## [Supplied material]

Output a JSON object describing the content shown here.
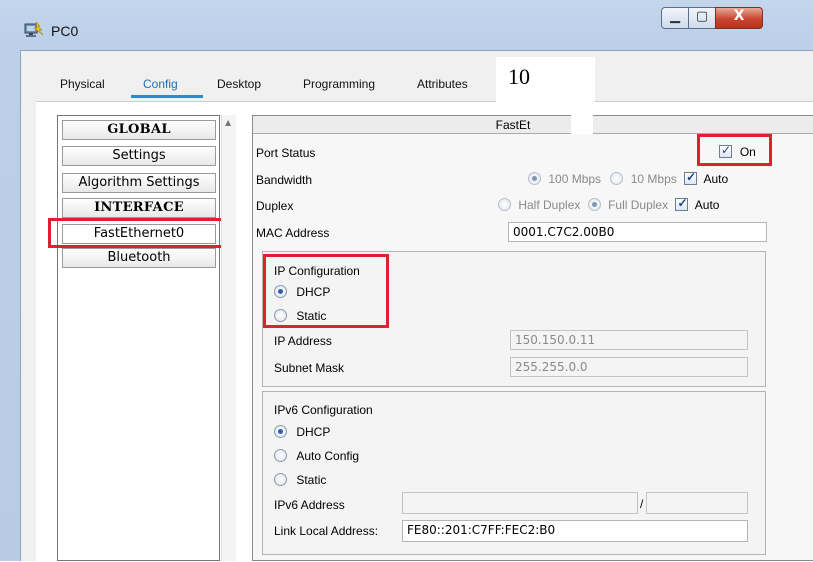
{
  "window": {
    "title": "PC0"
  },
  "window_controls": {
    "minimize": "▁",
    "maximize": "▢",
    "close": "X"
  },
  "tabs": {
    "physical": "Physical",
    "config": "Config",
    "desktop": "Desktop",
    "programming": "Programming",
    "attributes": "Attributes",
    "overlay_number": "10"
  },
  "sidebar": {
    "global": "GLOBAL",
    "settings": "Settings",
    "algorithm_settings": "Algorithm Settings",
    "interface": "INTERFACE",
    "fastethernet0": "FastEthernet0",
    "bluetooth": "Bluetooth"
  },
  "panel": {
    "title": "FastEt",
    "port_status": {
      "label": "Port Status",
      "on_label": "On",
      "checked": true
    },
    "bandwidth": {
      "label": "Bandwidth",
      "opt1": "100 Mbps",
      "opt2": "10 Mbps",
      "auto": "Auto"
    },
    "duplex": {
      "label": "Duplex",
      "opt1": "Half Duplex",
      "opt2": "Full Duplex",
      "auto": "Auto"
    },
    "mac": {
      "label": "MAC Address",
      "value": "0001.C7C2.00B0"
    },
    "ipv4": {
      "heading": "IP Configuration",
      "dhcp": "DHCP",
      "static": "Static",
      "ip_label": "IP Address",
      "ip_value": "150.150.0.11",
      "mask_label": "Subnet Mask",
      "mask_value": "255.255.0.0"
    },
    "ipv6": {
      "heading": "IPv6 Configuration",
      "dhcp": "DHCP",
      "auto_config": "Auto Config",
      "static": "Static",
      "addr_label": "IPv6 Address",
      "addr_value": "",
      "prefix_sep": "/",
      "prefix_value": "",
      "link_local_label": "Link Local Address:",
      "link_local_value": "FE80::201:C7FF:FEC2:B0"
    }
  },
  "colors": {
    "highlight_red": "#e0202e",
    "tab_blue": "#1f8fd6"
  }
}
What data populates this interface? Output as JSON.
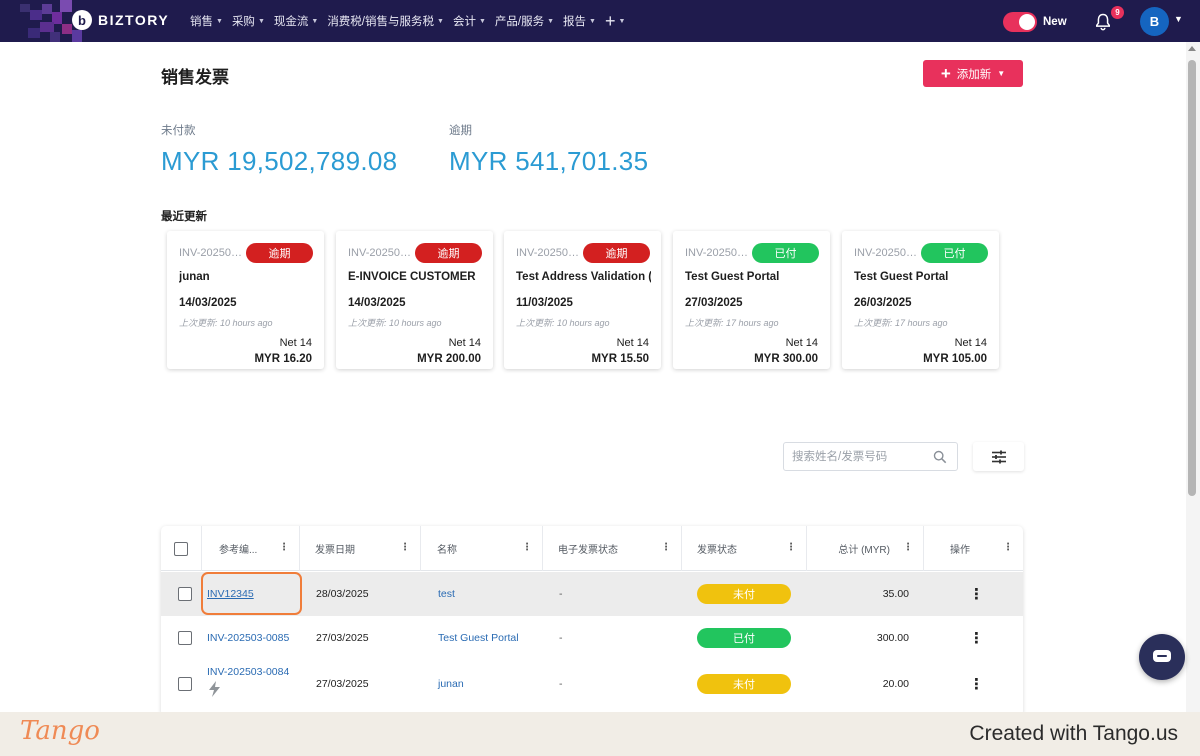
{
  "nav": {
    "brand": "BIZTORY",
    "items": [
      "销售",
      "采购",
      "现金流",
      "消费税/销售与服务税",
      "会计",
      "产品/服务",
      "报告"
    ],
    "plus": "+",
    "toggle_label": "New",
    "notifications_count": "9",
    "avatar_initial": "B",
    "colors": {
      "bar": "#1f1b4d",
      "accent": "#e8315c"
    }
  },
  "page": {
    "title": "销售发票",
    "add_button": "添加新",
    "stats": [
      {
        "label": "未付款",
        "value": "MYR 19,502,789.08"
      },
      {
        "label": "逾期",
        "value": "MYR 541,701.35"
      }
    ],
    "recent_title": "最近更新"
  },
  "recent_cards": [
    {
      "number": "INV-202503...",
      "status": "逾期",
      "status_color": "red",
      "customer": "junan",
      "date": "14/03/2025",
      "updated": "上次更新: 10 hours ago",
      "terms": "Net 14",
      "amount": "MYR 16.20"
    },
    {
      "number": "INV-202503...",
      "status": "逾期",
      "status_color": "red",
      "customer": "E-INVOICE CUSTOMER",
      "date": "14/03/2025",
      "updated": "上次更新: 10 hours ago",
      "terms": "Net 14",
      "amount": "MYR 200.00"
    },
    {
      "number": "INV-202503...",
      "status": "逾期",
      "status_color": "red",
      "customer": "Test Address Validation (...",
      "date": "11/03/2025",
      "updated": "上次更新: 10 hours ago",
      "terms": "Net 14",
      "amount": "MYR 15.50"
    },
    {
      "number": "INV-202503...",
      "status": "已付",
      "status_color": "green",
      "customer": "Test Guest Portal",
      "date": "27/03/2025",
      "updated": "上次更新: 17 hours ago",
      "terms": "Net 14",
      "amount": "MYR 300.00"
    },
    {
      "number": "INV-202503...",
      "status": "已付",
      "status_color": "green",
      "customer": "Test Guest Portal",
      "date": "26/03/2025",
      "updated": "上次更新: 17 hours ago",
      "terms": "Net 14",
      "amount": "MYR 105.00"
    }
  ],
  "search": {
    "placeholder": "搜索姓名/发票号码"
  },
  "table": {
    "headers": [
      "参考编...",
      "发票日期",
      "名称",
      "电子发票状态",
      "发票状态",
      "总计 (MYR)",
      "操作"
    ],
    "rows": [
      {
        "ref": "INV12345",
        "date": "28/03/2025",
        "name": "test",
        "einvoice": "-",
        "status": "未付",
        "status_color": "yellow",
        "total": "35.00"
      },
      {
        "ref": "INV-202503-0085",
        "date": "27/03/2025",
        "name": "Test Guest Portal",
        "einvoice": "-",
        "status": "已付",
        "status_color": "green",
        "total": "300.00"
      },
      {
        "ref": "INV-202503-0084",
        "date": "27/03/2025",
        "name": "junan",
        "einvoice": "-",
        "status": "未付",
        "status_color": "yellow",
        "total": "20.00"
      }
    ]
  },
  "footer": {
    "logo": "Tango",
    "created": "Created with Tango.us"
  }
}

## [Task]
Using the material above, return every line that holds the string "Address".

## [Output of the task]
      "label": "MAC Address",
      "ip_label": "IP Address",
      "addr_label": "IPv6 Address",
      "link_local_label": "Link Local Address:",
      "customer": "Test Address Validation (...",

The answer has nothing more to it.